She looked for museum work for the first few years of her post-grad life, but that didn’t quite pan out.
Karpinski started working in Cultural Resource Management (CRM) in 2014 and worked on a number of projects in different areas along the East Coast and heads back once Spring truly arrives to begin her forth field season.
In contemplating a possible move away from constant fieldwork, she has begun reviewing Geographic Information Systems (GIS) certification programs.
Classroom to Fieldwork
The transition from classroom to fieldwork was a challenging one for Karpinski.

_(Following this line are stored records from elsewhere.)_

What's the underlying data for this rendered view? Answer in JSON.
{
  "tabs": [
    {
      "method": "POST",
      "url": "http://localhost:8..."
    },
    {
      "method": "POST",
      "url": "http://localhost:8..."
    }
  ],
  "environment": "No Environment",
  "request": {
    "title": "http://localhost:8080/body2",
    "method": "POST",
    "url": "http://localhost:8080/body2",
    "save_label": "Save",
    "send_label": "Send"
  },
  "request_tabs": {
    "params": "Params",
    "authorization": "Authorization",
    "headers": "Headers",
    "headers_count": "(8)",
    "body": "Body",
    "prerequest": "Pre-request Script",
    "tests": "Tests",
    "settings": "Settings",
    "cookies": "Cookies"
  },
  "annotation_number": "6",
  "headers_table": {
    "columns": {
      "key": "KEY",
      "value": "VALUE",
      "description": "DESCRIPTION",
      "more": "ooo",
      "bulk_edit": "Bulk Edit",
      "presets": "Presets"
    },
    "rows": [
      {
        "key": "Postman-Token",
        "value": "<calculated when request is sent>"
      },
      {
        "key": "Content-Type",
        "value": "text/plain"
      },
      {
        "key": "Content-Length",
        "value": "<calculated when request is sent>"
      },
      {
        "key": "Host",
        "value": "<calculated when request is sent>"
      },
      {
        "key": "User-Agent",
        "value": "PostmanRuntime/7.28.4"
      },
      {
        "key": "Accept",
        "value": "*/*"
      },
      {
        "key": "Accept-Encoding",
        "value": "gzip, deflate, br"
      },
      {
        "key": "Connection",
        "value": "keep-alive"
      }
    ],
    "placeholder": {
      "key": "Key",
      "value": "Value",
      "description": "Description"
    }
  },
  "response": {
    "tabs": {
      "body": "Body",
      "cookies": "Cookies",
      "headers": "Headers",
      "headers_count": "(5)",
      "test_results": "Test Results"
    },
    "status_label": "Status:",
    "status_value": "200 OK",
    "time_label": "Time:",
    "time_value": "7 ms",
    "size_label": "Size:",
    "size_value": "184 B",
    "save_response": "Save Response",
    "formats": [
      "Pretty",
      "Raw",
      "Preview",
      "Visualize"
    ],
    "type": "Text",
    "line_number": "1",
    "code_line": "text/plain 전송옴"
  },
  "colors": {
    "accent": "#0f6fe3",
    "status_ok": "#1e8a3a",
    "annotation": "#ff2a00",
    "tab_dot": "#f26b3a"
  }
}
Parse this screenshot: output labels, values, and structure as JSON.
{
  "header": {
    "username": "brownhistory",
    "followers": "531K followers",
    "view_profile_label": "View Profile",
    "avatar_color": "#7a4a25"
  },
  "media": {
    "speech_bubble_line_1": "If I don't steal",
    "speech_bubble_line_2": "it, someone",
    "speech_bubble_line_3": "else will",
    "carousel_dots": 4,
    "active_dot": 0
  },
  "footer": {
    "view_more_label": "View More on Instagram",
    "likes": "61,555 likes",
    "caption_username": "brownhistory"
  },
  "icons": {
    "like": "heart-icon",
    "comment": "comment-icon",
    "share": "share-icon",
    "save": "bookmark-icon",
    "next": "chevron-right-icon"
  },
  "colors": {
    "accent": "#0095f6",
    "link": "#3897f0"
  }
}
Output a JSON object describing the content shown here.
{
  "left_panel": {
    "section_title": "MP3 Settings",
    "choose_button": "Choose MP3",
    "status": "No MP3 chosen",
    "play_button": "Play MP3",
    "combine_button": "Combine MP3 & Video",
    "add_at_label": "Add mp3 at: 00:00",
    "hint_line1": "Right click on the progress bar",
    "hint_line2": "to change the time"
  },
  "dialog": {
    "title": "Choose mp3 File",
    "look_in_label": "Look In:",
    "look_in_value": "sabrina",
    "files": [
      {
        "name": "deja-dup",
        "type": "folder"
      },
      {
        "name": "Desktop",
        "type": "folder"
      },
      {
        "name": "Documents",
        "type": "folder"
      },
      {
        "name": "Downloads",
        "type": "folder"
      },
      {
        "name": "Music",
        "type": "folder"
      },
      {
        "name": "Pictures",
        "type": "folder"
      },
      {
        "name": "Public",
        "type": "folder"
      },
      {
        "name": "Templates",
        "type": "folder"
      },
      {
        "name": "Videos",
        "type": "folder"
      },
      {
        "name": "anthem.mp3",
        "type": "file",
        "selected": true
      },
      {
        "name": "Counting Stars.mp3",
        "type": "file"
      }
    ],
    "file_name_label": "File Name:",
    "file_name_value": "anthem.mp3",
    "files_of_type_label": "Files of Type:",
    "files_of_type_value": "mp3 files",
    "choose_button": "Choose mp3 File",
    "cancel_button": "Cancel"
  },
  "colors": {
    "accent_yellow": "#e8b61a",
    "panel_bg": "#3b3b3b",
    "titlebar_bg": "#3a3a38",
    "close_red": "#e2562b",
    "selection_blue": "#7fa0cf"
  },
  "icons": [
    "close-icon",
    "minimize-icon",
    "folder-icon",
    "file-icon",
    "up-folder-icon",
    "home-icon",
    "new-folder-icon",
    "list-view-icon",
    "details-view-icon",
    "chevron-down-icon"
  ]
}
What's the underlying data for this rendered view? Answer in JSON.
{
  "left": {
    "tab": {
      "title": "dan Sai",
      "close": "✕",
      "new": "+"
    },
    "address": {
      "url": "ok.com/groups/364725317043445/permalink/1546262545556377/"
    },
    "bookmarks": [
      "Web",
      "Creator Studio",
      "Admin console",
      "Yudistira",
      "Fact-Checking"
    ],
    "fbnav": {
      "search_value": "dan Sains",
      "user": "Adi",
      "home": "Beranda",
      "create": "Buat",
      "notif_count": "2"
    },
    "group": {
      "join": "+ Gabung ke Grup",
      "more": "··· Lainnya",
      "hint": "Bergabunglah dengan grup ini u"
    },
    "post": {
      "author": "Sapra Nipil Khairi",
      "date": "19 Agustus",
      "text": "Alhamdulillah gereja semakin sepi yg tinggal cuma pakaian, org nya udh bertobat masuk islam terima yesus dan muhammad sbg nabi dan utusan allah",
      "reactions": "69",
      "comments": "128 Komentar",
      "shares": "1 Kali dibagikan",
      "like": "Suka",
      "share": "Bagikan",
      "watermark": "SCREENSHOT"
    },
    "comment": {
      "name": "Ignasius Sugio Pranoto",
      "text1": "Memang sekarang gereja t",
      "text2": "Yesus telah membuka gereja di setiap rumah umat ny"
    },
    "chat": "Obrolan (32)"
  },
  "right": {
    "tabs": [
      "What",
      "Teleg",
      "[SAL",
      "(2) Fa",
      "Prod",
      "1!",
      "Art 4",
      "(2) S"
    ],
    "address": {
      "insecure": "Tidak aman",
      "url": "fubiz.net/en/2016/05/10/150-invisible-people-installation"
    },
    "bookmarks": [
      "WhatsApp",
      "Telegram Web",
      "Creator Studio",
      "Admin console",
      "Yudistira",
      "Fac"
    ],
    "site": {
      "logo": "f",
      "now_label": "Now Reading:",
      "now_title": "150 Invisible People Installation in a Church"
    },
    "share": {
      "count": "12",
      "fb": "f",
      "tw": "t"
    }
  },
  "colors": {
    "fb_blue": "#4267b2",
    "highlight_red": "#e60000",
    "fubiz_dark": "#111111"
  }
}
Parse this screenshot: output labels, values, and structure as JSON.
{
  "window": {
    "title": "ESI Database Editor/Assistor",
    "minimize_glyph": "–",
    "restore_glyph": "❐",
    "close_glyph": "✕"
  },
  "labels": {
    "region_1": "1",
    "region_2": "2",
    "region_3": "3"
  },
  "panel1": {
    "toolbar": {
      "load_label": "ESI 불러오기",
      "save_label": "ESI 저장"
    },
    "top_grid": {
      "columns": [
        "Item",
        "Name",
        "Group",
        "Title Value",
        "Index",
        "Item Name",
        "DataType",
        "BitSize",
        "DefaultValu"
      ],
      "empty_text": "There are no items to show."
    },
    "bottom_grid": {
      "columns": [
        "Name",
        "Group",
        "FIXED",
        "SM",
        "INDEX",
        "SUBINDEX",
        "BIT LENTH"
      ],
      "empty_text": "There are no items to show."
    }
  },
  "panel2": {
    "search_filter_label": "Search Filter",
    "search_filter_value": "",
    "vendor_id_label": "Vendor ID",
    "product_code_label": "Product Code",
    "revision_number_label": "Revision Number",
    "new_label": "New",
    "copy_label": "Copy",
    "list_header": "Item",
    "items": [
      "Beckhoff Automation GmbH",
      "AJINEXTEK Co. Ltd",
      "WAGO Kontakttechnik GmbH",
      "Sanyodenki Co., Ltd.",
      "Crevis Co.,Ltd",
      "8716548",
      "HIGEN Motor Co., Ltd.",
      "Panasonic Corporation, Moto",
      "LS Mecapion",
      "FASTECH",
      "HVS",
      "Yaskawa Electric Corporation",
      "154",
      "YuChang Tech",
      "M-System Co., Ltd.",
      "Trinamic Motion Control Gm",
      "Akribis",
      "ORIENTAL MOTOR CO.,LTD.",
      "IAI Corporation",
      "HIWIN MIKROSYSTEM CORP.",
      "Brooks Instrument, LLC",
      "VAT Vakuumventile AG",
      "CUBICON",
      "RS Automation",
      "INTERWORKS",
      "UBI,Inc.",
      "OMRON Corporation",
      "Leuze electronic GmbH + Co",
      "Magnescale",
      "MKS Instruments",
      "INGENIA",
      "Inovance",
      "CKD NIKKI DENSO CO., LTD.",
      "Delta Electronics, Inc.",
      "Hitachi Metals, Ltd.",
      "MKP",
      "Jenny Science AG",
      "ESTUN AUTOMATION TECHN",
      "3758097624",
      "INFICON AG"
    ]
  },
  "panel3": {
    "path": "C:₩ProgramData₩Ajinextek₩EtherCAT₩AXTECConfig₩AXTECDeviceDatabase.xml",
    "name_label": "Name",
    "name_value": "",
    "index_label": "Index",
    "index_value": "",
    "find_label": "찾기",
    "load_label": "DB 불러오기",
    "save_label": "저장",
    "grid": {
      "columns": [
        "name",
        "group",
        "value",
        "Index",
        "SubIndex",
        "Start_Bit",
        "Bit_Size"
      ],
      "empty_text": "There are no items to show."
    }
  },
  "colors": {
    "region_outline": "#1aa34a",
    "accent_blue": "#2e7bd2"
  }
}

“It’s kind of a sink or swim type of field,” she says. “The number of people who make it past the first field season is surprisingly low. It’s hard extremely hard work; with 10 hour days, with the occasional project requiring 12 hour days, 6 days a week. It takes a toll on your body, and sometimes your mental health, as well.”
“You hike all over the place and dig upwards of 20 pits a day, sometimes even more. Heaven forbid you forget to pack enough water or your lunch for the day, because once you’re in the digging area YOU’RE THERE. Very rarely are we given the luxury to run to a gas station to grab a meal or even use indoor plumbing.”
She says that it seems many people do not understand the role of Cultural Resource Management, which results in projects that are frequently contested by someone who sees the archaeologists and field techs as “part of the evil corporation that’s there to tear up the land and put in a pipeline, highway, power line, etc.”
“I love what I do,” she continues, “but many times it seems to be a thankless job.”
The Best Part
That said, Karpinski would do it again.
“I have had amazing experiences working in the field! I have traveled to some of the most beautiful places I’ve ever been, and met some of the most amazing people and made the closest friends – people that I never would have met if I worked a regular desk job.
And she has uncovered artifacts that seemed like they jumped right out of a text book!
“Working in CRM is hard, dirty work, but it is so rewarding!”